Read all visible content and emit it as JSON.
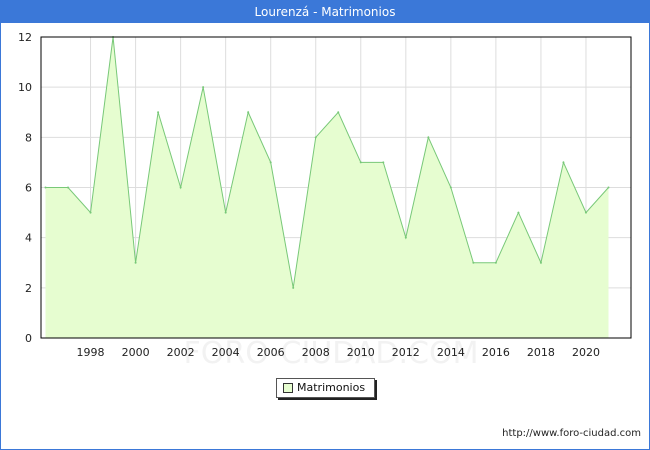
{
  "title": "Lourenzá - Matrimonios",
  "watermark": "FORO-CIUDAD.COM",
  "source_url": "http://www.foro-ciudad.com",
  "colors": {
    "header": "#3b78d8",
    "fill": "#e6fdd0",
    "line": "#78c878",
    "grid": "#dddddd"
  },
  "chart_data": {
    "type": "area",
    "x": [
      1996,
      1997,
      1998,
      1999,
      2000,
      2001,
      2002,
      2003,
      2004,
      2005,
      2006,
      2007,
      2008,
      2009,
      2010,
      2011,
      2012,
      2013,
      2014,
      2015,
      2016,
      2017,
      2018,
      2019,
      2020,
      2021
    ],
    "series": [
      {
        "name": "Matrimonios",
        "values": [
          6,
          6,
          5,
          12,
          3,
          9,
          6,
          10,
          5,
          9,
          7,
          2,
          8,
          9,
          7,
          7,
          4,
          8,
          6,
          3,
          3,
          5,
          3,
          7,
          5,
          6
        ]
      }
    ],
    "x_ticks": [
      "1998",
      "2000",
      "2002",
      "2004",
      "2006",
      "2008",
      "2010",
      "2012",
      "2014",
      "2016",
      "2018",
      "2020"
    ],
    "y_ticks": [
      "0",
      "2",
      "4",
      "6",
      "8",
      "10",
      "12"
    ],
    "xlim": [
      1995.8,
      2022
    ],
    "ylim": [
      0,
      12
    ],
    "grid": true,
    "legend": "bottom-center"
  }
}
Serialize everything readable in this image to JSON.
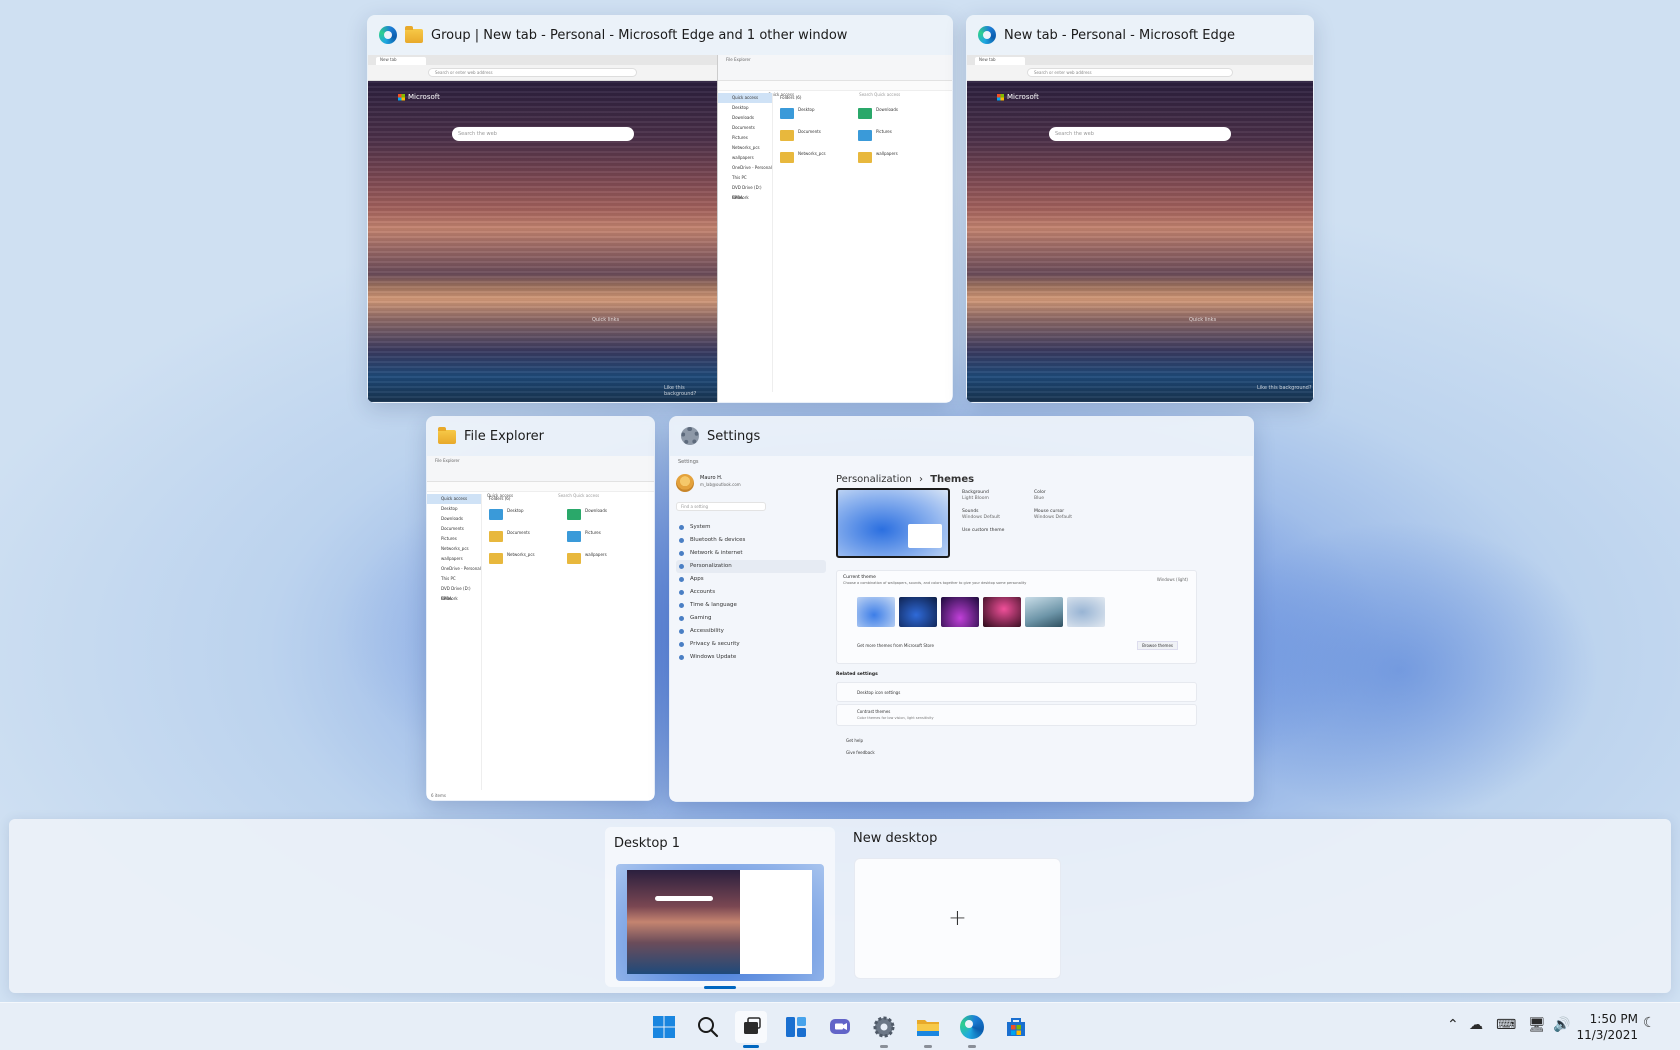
{
  "windows": {
    "edge_group": {
      "title": "Group | New tab - Personal - Microsoft Edge and 1 other window",
      "edge_tab_label": "New tab",
      "address_placeholder": "Search or enter web address",
      "ntp_brand": "Microsoft",
      "ntp_search_placeholder": "Search the web",
      "ntp_quick_links": "Quick links",
      "ntp_like_bg": "Like this background?",
      "explorer_title": "File Explorer",
      "explorer_quick_access": "Quick access",
      "explorer_search": "Search Quick access",
      "explorer_section": "Folders (6)"
    },
    "edge_single": {
      "title": "New tab - Personal - Microsoft Edge",
      "edge_tab_label": "New tab",
      "address_placeholder": "Search or enter web address",
      "ntp_brand": "Microsoft",
      "ntp_search_placeholder": "Search the web",
      "ntp_quick_links": "Quick links",
      "ntp_like_bg": "Like this background?"
    },
    "file_explorer": {
      "title": "File Explorer",
      "quick_access": "Quick access",
      "search": "Search Quick access",
      "section": "Folders (6)",
      "sidebar": [
        "Quick access",
        "Desktop",
        "Downloads",
        "Documents",
        "Pictures",
        "Networks_pcs",
        "wallpapers",
        "OneDrive - Personal",
        "This PC",
        "DVD Drive (D:) CPBA",
        "Network"
      ],
      "folders": [
        {
          "name": "Desktop",
          "sub": "This PC",
          "color": "blue"
        },
        {
          "name": "Downloads",
          "sub": "This PC",
          "color": "green"
        },
        {
          "name": "Documents",
          "sub": "This PC",
          "color": "yellow"
        },
        {
          "name": "Pictures",
          "sub": "This PC",
          "color": "blue"
        },
        {
          "name": "Networks_pcs",
          "sub": "C:\\Users\\Mauro",
          "color": "yellow"
        },
        {
          "name": "wallpapers",
          "sub": "C:\\Users\\Mauro\\Downloads",
          "color": "yellow"
        }
      ],
      "status": "6 items"
    },
    "settings": {
      "title": "Settings",
      "app_label": "Settings",
      "user_name": "Mauro H.",
      "user_email": "m_lab@outlook.com",
      "find_setting": "Find a setting",
      "nav": [
        "System",
        "Bluetooth & devices",
        "Network & internet",
        "Personalization",
        "Apps",
        "Accounts",
        "Time & language",
        "Gaming",
        "Accessibility",
        "Privacy & security",
        "Windows Update"
      ],
      "nav_selected": "Personalization",
      "breadcrumb_parent": "Personalization",
      "breadcrumb_sep": "›",
      "breadcrumb_current": "Themes",
      "props": [
        {
          "label": "Background",
          "value": "Light Bloom"
        },
        {
          "label": "Color",
          "value": "Blue"
        },
        {
          "label": "Sounds",
          "value": "Windows Default"
        },
        {
          "label": "Mouse cursor",
          "value": "Windows Default"
        }
      ],
      "use_custom_theme": "Use custom theme",
      "current_theme_title": "Current theme",
      "current_theme_desc": "Choose a combination of wallpapers, sounds, and colors together to give your desktop some personality",
      "current_theme_value": "Windows (light)",
      "get_more_themes": "Get more themes from Microsoft Store",
      "browse_themes": "Browse themes",
      "related_settings": "Related settings",
      "desktop_icon_settings": "Desktop icon settings",
      "contrast_themes": "Contrast themes",
      "contrast_desc": "Color themes for low vision, light sensitivity",
      "get_help": "Get help",
      "give_feedback": "Give feedback"
    }
  },
  "desktops": [
    {
      "label": "Desktop 1",
      "selected": true
    },
    {
      "label": "New desktop",
      "add_glyph": "+"
    }
  ],
  "taskbar": {
    "apps": [
      "windows-start-icon",
      "search-icon",
      "task-view-icon",
      "widgets-icon",
      "chat-icon",
      "settings-icon",
      "file-explorer-icon",
      "edge-icon",
      "store-icon"
    ],
    "time": "1:50 PM",
    "date": "11/3/2021"
  },
  "colors": {
    "accent": "#0067c0",
    "wallpaper": "#8fb0e6"
  }
}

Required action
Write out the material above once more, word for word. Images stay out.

Solved problem
Read all visible content and emit it as JSON.
{
  "title": "Lourenzá - Matrimonios",
  "watermark": "FORO-CIUDAD.COM",
  "source_url": "http://www.foro-ciudad.com",
  "colors": {
    "header": "#3b78d8",
    "fill": "#e6fdd0",
    "line": "#78c878",
    "grid": "#dddddd"
  },
  "chart_data": {
    "type": "area",
    "x": [
      1996,
      1997,
      1998,
      1999,
      2000,
      2001,
      2002,
      2003,
      2004,
      2005,
      2006,
      2007,
      2008,
      2009,
      2010,
      2011,
      2012,
      2013,
      2014,
      2015,
      2016,
      2017,
      2018,
      2019,
      2020,
      2021
    ],
    "series": [
      {
        "name": "Matrimonios",
        "values": [
          6,
          6,
          5,
          12,
          3,
          9,
          6,
          10,
          5,
          9,
          7,
          2,
          8,
          9,
          7,
          7,
          4,
          8,
          6,
          3,
          3,
          5,
          3,
          7,
          5,
          6
        ]
      }
    ],
    "x_ticks": [
      "1998",
      "2000",
      "2002",
      "2004",
      "2006",
      "2008",
      "2010",
      "2012",
      "2014",
      "2016",
      "2018",
      "2020"
    ],
    "y_ticks": [
      "0",
      "2",
      "4",
      "6",
      "8",
      "10",
      "12"
    ],
    "xlim": [
      1995.8,
      2022
    ],
    "ylim": [
      0,
      12
    ],
    "grid": true,
    "legend": "bottom-center"
  }
}
Serialize everything readable in this image to JSON.
{
  "windows": {
    "edge_group": {
      "title": "Group | New tab - Personal - Microsoft Edge and 1 other window",
      "edge_tab_label": "New tab",
      "address_placeholder": "Search or enter web address",
      "ntp_brand": "Microsoft",
      "ntp_search_placeholder": "Search the web",
      "ntp_quick_links": "Quick links",
      "ntp_like_bg": "Like this background?",
      "explorer_title": "File Explorer",
      "explorer_quick_access": "Quick access",
      "explorer_search": "Search Quick access",
      "explorer_section": "Folders (6)"
    },
    "edge_single": {
      "title": "New tab - Personal - Microsoft Edge",
      "edge_tab_label": "New tab",
      "address_placeholder": "Search or enter web address",
      "ntp_brand": "Microsoft",
      "ntp_search_placeholder": "Search the web",
      "ntp_quick_links": "Quick links",
      "ntp_like_bg": "Like this background?"
    },
    "file_explorer": {
      "title": "File Explorer",
      "quick_access": "Quick access",
      "search": "Search Quick access",
      "section": "Folders (6)",
      "sidebar": [
        "Quick access",
        "Desktop",
        "Downloads",
        "Documents",
        "Pictures",
        "Networks_pcs",
        "wallpapers",
        "OneDrive - Personal",
        "This PC",
        "DVD Drive (D:) CPBA",
        "Network"
      ],
      "folders": [
        {
          "name": "Desktop",
          "sub": "This PC",
          "color": "blue"
        },
        {
          "name": "Downloads",
          "sub": "This PC",
          "color": "green"
        },
        {
          "name": "Documents",
          "sub": "This PC",
          "color": "yellow"
        },
        {
          "name": "Pictures",
          "sub": "This PC",
          "color": "blue"
        },
        {
          "name": "Networks_pcs",
          "sub": "C:\\Users\\Mauro",
          "color": "yellow"
        },
        {
          "name": "wallpapers",
          "sub": "C:\\Users\\Mauro\\Downloads",
          "color": "yellow"
        }
      ],
      "status": "6 items"
    },
    "settings": {
      "title": "Settings",
      "app_label": "Settings",
      "user_name": "Mauro H.",
      "user_email": "m_lab@outlook.com",
      "find_setting": "Find a setting",
      "nav": [
        "System",
        "Bluetooth & devices",
        "Network & internet",
        "Personalization",
        "Apps",
        "Accounts",
        "Time & language",
        "Gaming",
        "Accessibility",
        "Privacy & security",
        "Windows Update"
      ],
      "nav_selected": "Personalization",
      "breadcrumb_parent": "Personalization",
      "breadcrumb_sep": "›",
      "breadcrumb_current": "Themes",
      "props": [
        {
          "label": "Background",
          "value": "Light Bloom"
        },
        {
          "label": "Color",
          "value": "Blue"
        },
        {
          "label": "Sounds",
          "value": "Windows Default"
        },
        {
          "label": "Mouse cursor",
          "value": "Windows Default"
        }
      ],
      "use_custom_theme": "Use custom theme",
      "current_theme_title": "Current theme",
      "current_theme_desc": "Choose a combination of wallpapers, sounds, and colors together to give your desktop some personality",
      "current_theme_value": "Windows (light)",
      "get_more_themes": "Get more themes from Microsoft Store",
      "browse_themes": "Browse themes",
      "related_settings": "Related settings",
      "desktop_icon_settings": "Desktop icon settings",
      "contrast_themes": "Contrast themes",
      "contrast_desc": "Color themes for low vision, light sensitivity",
      "get_help": "Get help",
      "give_feedback": "Give feedback"
    }
  },
  "desktops": [
    {
      "label": "Desktop 1",
      "selected": true
    },
    {
      "label": "New desktop",
      "add_glyph": "+"
    }
  ],
  "taskbar": {
    "apps": [
      "windows-start-icon",
      "search-icon",
      "task-view-icon",
      "widgets-icon",
      "chat-icon",
      "settings-icon",
      "file-explorer-icon",
      "edge-icon",
      "store-icon"
    ],
    "time": "1:50 PM",
    "date": "11/3/2021"
  },
  "colors": {
    "accent": "#0067c0",
    "wallpaper": "#8fb0e6"
  }
}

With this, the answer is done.